Overall our trip to CU Land was a rousing success. It was stressful, as we tried to cram as much as we could into the 4 days we were there. We looked at about 20 town houses/houses with a real estate agent and 2 rental properties; we visited 3 schools for Wild Man (I wanted to visit another one that was highly recommended by one of the faculty members in C's department, but we ran out of time); and we drove over the entire city at least 3 times in the process of accomplishing these things. Wild Man had a few meltdowns, but overall, he was a dream. I mean, by the end of every day, I was a bit cranky by how much time we'd spent in the car, so I totally understood why he was cranky too. Here are a few highlights from our trip.
  • The chair of C's department, whom I am naming Dr. Nice Guy, and his wife, Mrs. Nice Lady, were wonderful. They went out of their way to make us feel welcome and to answer any and all questions we had. Dr. Nice Guy even drove C around town one evening and helped him determine the best areas for us to look at homes.
  • First, Dr. Nice Guy convinced one of the grad students in the department, who is out of the country for the summer, to let us stay in her house so we didn't have to stay in a hotel room. This was extremely generous of this woman, especially considering all her furniture is vintage (on a side note, the house was cute, but the interior looked like a page out of Architectural Digest circa 1950; everything was retro-modern, including the 1950s toaster that I'm certain she stole from my grandmother!), and one of the house guests was a 19-month-old. Having a kitchen and a yard made our lives much, much easier. In fact, we only ate out twice during our entire stay, and Wild Man burnt off lots of energy pulling Dr. Nice Guy's son's wagon around the back yard.
  • Second, Dr. Nice Guy pestered the dean into pestering the head of the Women's Studies department into meeting with me. I went into this meeting with no guarantees of a job and came out 45 minutes later with the promise of a part-time gig. It seems that CU doesn't have anyone who can tackle both race and gender in literature, and apparently their Women's Studies students are very interested in such issues. I quickly explained that I had in fact taught all the courses on my CV. The head of Women's Studies was confused because technically my title is Teacher's Assistant; she thought I had graded for all the courses (about 8 different courses). Once I explained I had taught every one of them myself, she said, "Well, so tell me what you can teach at CU." After brainstorming for about 10 minutes, she asked me to teach a course on Women's Slave Narratives, so I'm very, very excited. She's supposed to get back to me by mid-June to let me know if I'll start in the Fall or the Spring, but either way, I know I will be teaching sooner rather than later.

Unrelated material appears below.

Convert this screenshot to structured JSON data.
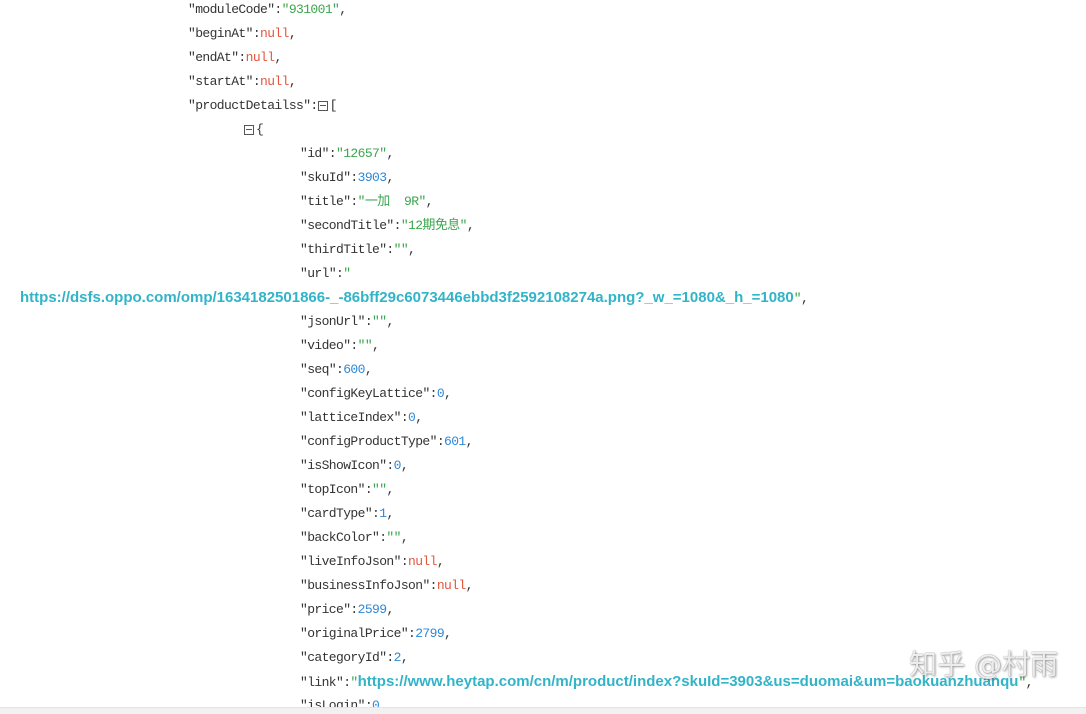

  • Third, Mrs. Nice Lady, who is a teacher at a secondary school in CU Land, explained the Canadian school system to me. By Wednesday, I was getting very, very frustrated with our real estate agent, whom I felt was being dismissive about my questions regarding school districts. She kept saying, "Well, it all depends on where you want to send him. . ." and then would change the subject. It seems that CU Land only has 1 school district, which is very, very good (Mrs. Nice Lady has sent me the stats via email, and I'm really impressed). But we can choose to send Wild Man to public school, Catholic school, or French-immersion school. Catholic schools are fully subsidized by the provincial government, and many of these are very good. I didn't know this, so every time the real estate agent said, "It depends on if you choose public or Catholic school" I wanted to throttle her. Once Mrs. Nice Lady explained this, I suddenly understood: I was asking the wrong questions. C and I have since learned enough to decide that if we're in CU Land long enough we will send Wild Man to the French immersion school, which is essentially a magnate school. It is part of the public school system, but we have to sign him up for the school about a year in advance.
Overall, I returned to Southwest College Town relieved. CU Land is a place we will be happy. Now I just have to prep for my upcoming research trip to the Northeast, pack up our house, and finish the Phelps chapter and make good headway on the Kemble/Wilson chapter before we move in August.